### Element data from apps and pages
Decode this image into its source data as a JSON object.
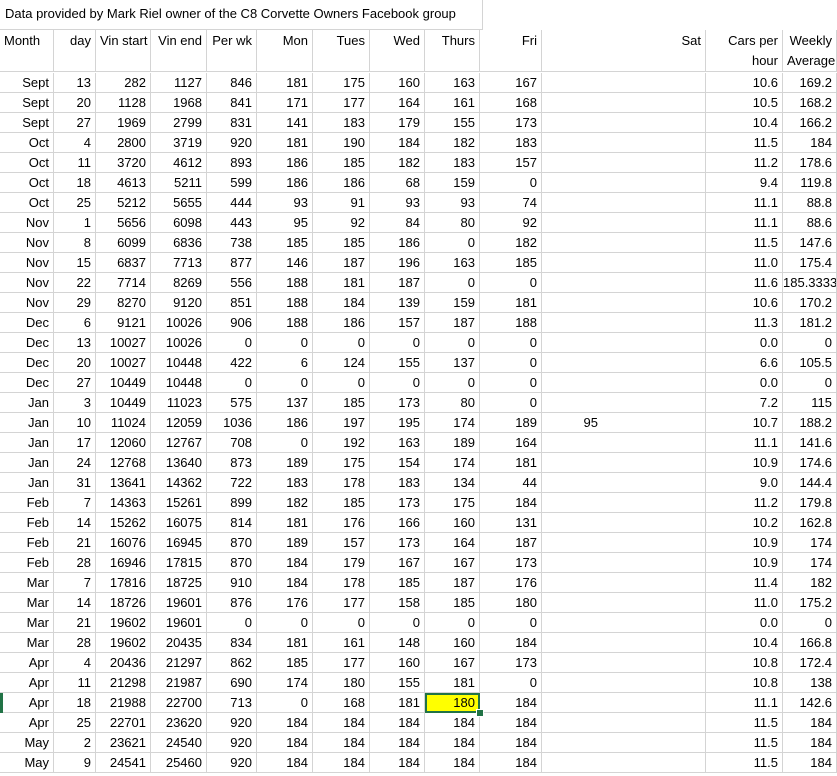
{
  "sheet": {
    "title": "Data provided by Mark Riel owner of the C8 Corvette Owners Facebook group",
    "headers": [
      {
        "l1": "Month",
        "l2": "",
        "align": "left"
      },
      {
        "l1": "day",
        "l2": "",
        "align": "right"
      },
      {
        "l1": "Vin start",
        "l2": "",
        "align": "right"
      },
      {
        "l1": "Vin end",
        "l2": "",
        "align": "right"
      },
      {
        "l1": "Per wk",
        "l2": "",
        "align": "right"
      },
      {
        "l1": "Mon",
        "l2": "",
        "align": "right"
      },
      {
        "l1": "Tues",
        "l2": "",
        "align": "right"
      },
      {
        "l1": "Wed",
        "l2": "",
        "align": "right"
      },
      {
        "l1": "Thurs",
        "l2": "",
        "align": "right"
      },
      {
        "l1": "Fri",
        "l2": "",
        "align": "right"
      },
      {
        "l1": "Sat",
        "l2": "",
        "align": "right"
      },
      {
        "l1": "Cars per",
        "l2": "hour",
        "align": "right"
      },
      {
        "l1": "Weekly",
        "l2": "Average",
        "align": "right"
      }
    ],
    "rows": [
      [
        "Sept",
        "13",
        "282",
        "1127",
        "846",
        "181",
        "175",
        "160",
        "163",
        "167",
        "",
        "10.6",
        "169.2"
      ],
      [
        "Sept",
        "20",
        "1128",
        "1968",
        "841",
        "171",
        "177",
        "164",
        "161",
        "168",
        "",
        "10.5",
        "168.2"
      ],
      [
        "Sept",
        "27",
        "1969",
        "2799",
        "831",
        "141",
        "183",
        "179",
        "155",
        "173",
        "",
        "10.4",
        "166.2"
      ],
      [
        "Oct",
        "4",
        "2800",
        "3719",
        "920",
        "181",
        "190",
        "184",
        "182",
        "183",
        "",
        "11.5",
        "184"
      ],
      [
        "Oct",
        "11",
        "3720",
        "4612",
        "893",
        "186",
        "185",
        "182",
        "183",
        "157",
        "",
        "11.2",
        "178.6"
      ],
      [
        "Oct",
        "18",
        "4613",
        "5211",
        "599",
        "186",
        "186",
        "68",
        "159",
        "0",
        "",
        "9.4",
        "119.8"
      ],
      [
        "Oct",
        "25",
        "5212",
        "5655",
        "444",
        "93",
        "91",
        "93",
        "93",
        "74",
        "",
        "11.1",
        "88.8"
      ],
      [
        "Nov",
        "1",
        "5656",
        "6098",
        "443",
        "95",
        "92",
        "84",
        "80",
        "92",
        "",
        "11.1",
        "88.6"
      ],
      [
        "Nov",
        "8",
        "6099",
        "6836",
        "738",
        "185",
        "185",
        "186",
        "0",
        "182",
        "",
        "11.5",
        "147.6"
      ],
      [
        "Nov",
        "15",
        "6837",
        "7713",
        "877",
        "146",
        "187",
        "196",
        "163",
        "185",
        "",
        "11.0",
        "175.4"
      ],
      [
        "Nov",
        "22",
        "7714",
        "8269",
        "556",
        "188",
        "181",
        "187",
        "0",
        "0",
        "",
        "11.6",
        "185.3333"
      ],
      [
        "Nov",
        "29",
        "8270",
        "9120",
        "851",
        "188",
        "184",
        "139",
        "159",
        "181",
        "",
        "10.6",
        "170.2"
      ],
      [
        "Dec",
        "6",
        "9121",
        "10026",
        "906",
        "188",
        "186",
        "157",
        "187",
        "188",
        "",
        "11.3",
        "181.2"
      ],
      [
        "Dec",
        "13",
        "10027",
        "10026",
        "0",
        "0",
        "0",
        "0",
        "0",
        "0",
        "",
        "0.0",
        "0"
      ],
      [
        "Dec",
        "20",
        "10027",
        "10448",
        "422",
        "6",
        "124",
        "155",
        "137",
        "0",
        "",
        "6.6",
        "105.5"
      ],
      [
        "Dec",
        "27",
        "10449",
        "10448",
        "0",
        "0",
        "0",
        "0",
        "0",
        "0",
        "",
        "0.0",
        "0"
      ],
      [
        "Jan",
        "3",
        "10449",
        "11023",
        "575",
        "137",
        "185",
        "173",
        "80",
        "0",
        "",
        "7.2",
        "115"
      ],
      [
        "Jan",
        "10",
        "11024",
        "12059",
        "1036",
        "186",
        "197",
        "195",
        "174",
        "189",
        "95",
        "10.7",
        "188.2"
      ],
      [
        "Jan",
        "17",
        "12060",
        "12767",
        "708",
        "0",
        "192",
        "163",
        "189",
        "164",
        "",
        "11.1",
        "141.6"
      ],
      [
        "Jan",
        "24",
        "12768",
        "13640",
        "873",
        "189",
        "175",
        "154",
        "174",
        "181",
        "",
        "10.9",
        "174.6"
      ],
      [
        "Jan",
        "31",
        "13641",
        "14362",
        "722",
        "183",
        "178",
        "183",
        "134",
        "44",
        "",
        "9.0",
        "144.4"
      ],
      [
        "Feb",
        "7",
        "14363",
        "15261",
        "899",
        "182",
        "185",
        "173",
        "175",
        "184",
        "",
        "11.2",
        "179.8"
      ],
      [
        "Feb",
        "14",
        "15262",
        "16075",
        "814",
        "181",
        "176",
        "166",
        "160",
        "131",
        "",
        "10.2",
        "162.8"
      ],
      [
        "Feb",
        "21",
        "16076",
        "16945",
        "870",
        "189",
        "157",
        "173",
        "164",
        "187",
        "",
        "10.9",
        "174"
      ],
      [
        "Feb",
        "28",
        "16946",
        "17815",
        "870",
        "184",
        "179",
        "167",
        "167",
        "173",
        "",
        "10.9",
        "174"
      ],
      [
        "Mar",
        "7",
        "17816",
        "18725",
        "910",
        "184",
        "178",
        "185",
        "187",
        "176",
        "",
        "11.4",
        "182"
      ],
      [
        "Mar",
        "14",
        "18726",
        "19601",
        "876",
        "176",
        "177",
        "158",
        "185",
        "180",
        "",
        "11.0",
        "175.2"
      ],
      [
        "Mar",
        "21",
        "19602",
        "19601",
        "0",
        "0",
        "0",
        "0",
        "0",
        "0",
        "",
        "0.0",
        "0"
      ],
      [
        "Mar",
        "28",
        "19602",
        "20435",
        "834",
        "181",
        "161",
        "148",
        "160",
        "184",
        "",
        "10.4",
        "166.8"
      ],
      [
        "Apr",
        "4",
        "20436",
        "21297",
        "862",
        "185",
        "177",
        "160",
        "167",
        "173",
        "",
        "10.8",
        "172.4"
      ],
      [
        "Apr",
        "11",
        "21298",
        "21987",
        "690",
        "174",
        "180",
        "155",
        "181",
        "0",
        "",
        "10.8",
        "138"
      ],
      [
        "Apr",
        "18",
        "21988",
        "22700",
        "713",
        "0",
        "168",
        "181",
        "180",
        "184",
        "",
        "11.1",
        "142.6"
      ],
      [
        "Apr",
        "25",
        "22701",
        "23620",
        "920",
        "184",
        "184",
        "184",
        "184",
        "184",
        "",
        "11.5",
        "184"
      ],
      [
        "May",
        "2",
        "23621",
        "24540",
        "920",
        "184",
        "184",
        "184",
        "184",
        "184",
        "",
        "11.5",
        "184"
      ],
      [
        "May",
        "9",
        "24541",
        "25460",
        "920",
        "184",
        "184",
        "184",
        "184",
        "184",
        "",
        "11.5",
        "184"
      ]
    ],
    "selected_cell": {
      "row": 31,
      "col": 8
    },
    "colors": {
      "gridline": "#d4d4d4",
      "selection_fill": "#ffff00",
      "selection_border": "#217346"
    }
  }
}
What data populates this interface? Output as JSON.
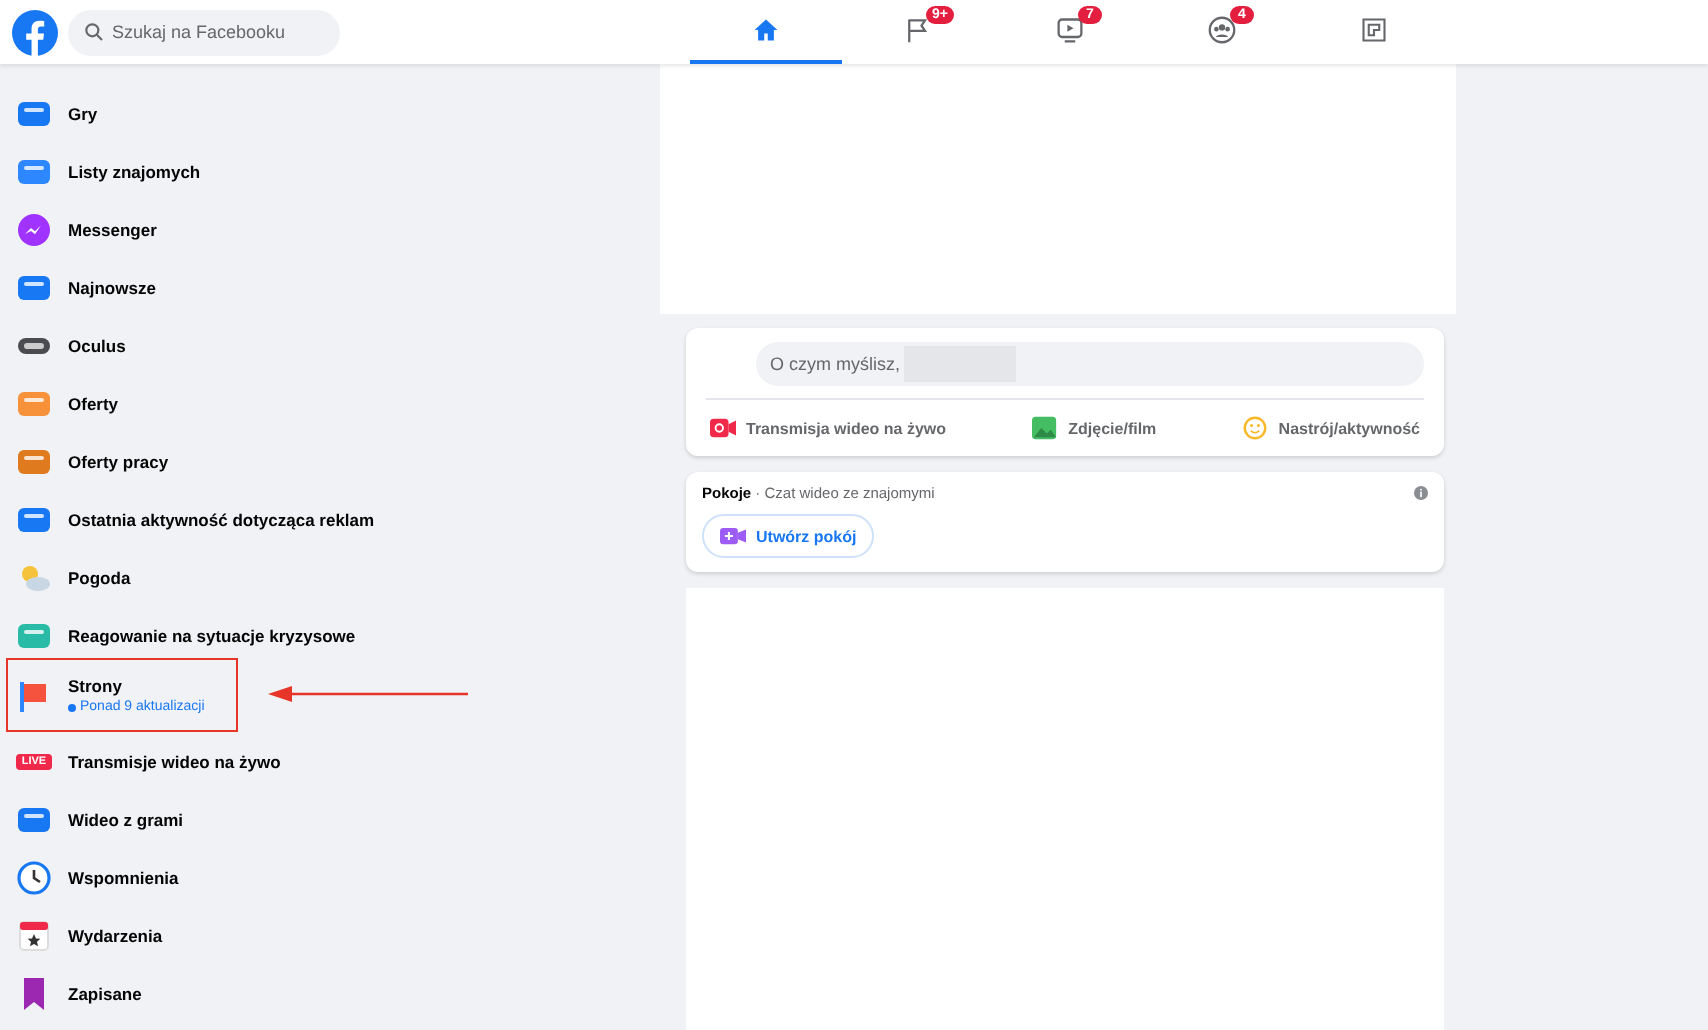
{
  "header": {
    "search": {
      "placeholder": "Szukaj na Facebooku"
    },
    "tabs": [
      {
        "kind": "home",
        "selected": true
      },
      {
        "kind": "flag",
        "selected": false,
        "badge": "9+"
      },
      {
        "kind": "video",
        "selected": false,
        "badge": "7"
      },
      {
        "kind": "groups",
        "selected": false,
        "badge": "4"
      },
      {
        "kind": "gaming",
        "selected": false
      }
    ]
  },
  "sidebar": {
    "items": [
      {
        "label": "Gry",
        "callout": false
      },
      {
        "label": "Listy znajomych",
        "callout": false
      },
      {
        "label": "Messenger",
        "callout": false
      },
      {
        "label": "Najnowsze",
        "callout": false
      },
      {
        "label": "Oculus",
        "callout": false
      },
      {
        "label": "Oferty",
        "callout": false
      },
      {
        "label": "Oferty pracy",
        "callout": false
      },
      {
        "label": "Ostatnia aktywność dotycząca reklam",
        "callout": false
      },
      {
        "label": "Pogoda",
        "callout": false
      },
      {
        "label": "Reagowanie na sytuacje kryzysowe",
        "callout": false
      },
      {
        "label": "Strony",
        "subtitle": "Ponad 9 aktualizacji",
        "callout": true
      },
      {
        "label": "Transmisje wideo na żywo",
        "icon_text": "LIVE",
        "callout": false
      },
      {
        "label": "Wideo z grami",
        "callout": false
      },
      {
        "label": "Wspomnienia",
        "callout": false
      },
      {
        "label": "Wydarzenia",
        "callout": false
      },
      {
        "label": "Zapisane",
        "callout": false
      }
    ]
  },
  "composer": {
    "placeholder": "O czym myślisz,",
    "actions": [
      "Transmisja wideo na żywo",
      "Zdjęcie/film",
      "Nastrój/aktywność"
    ]
  },
  "rooms": {
    "title": "Pokoje",
    "subtitle": "· Czat wideo ze znajomymi",
    "button": "Utwórz pokój"
  }
}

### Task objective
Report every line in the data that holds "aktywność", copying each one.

### Task solution
        "label": "Ostatnia aktywność dotycząca reklam",
      "Nastrój/aktywność"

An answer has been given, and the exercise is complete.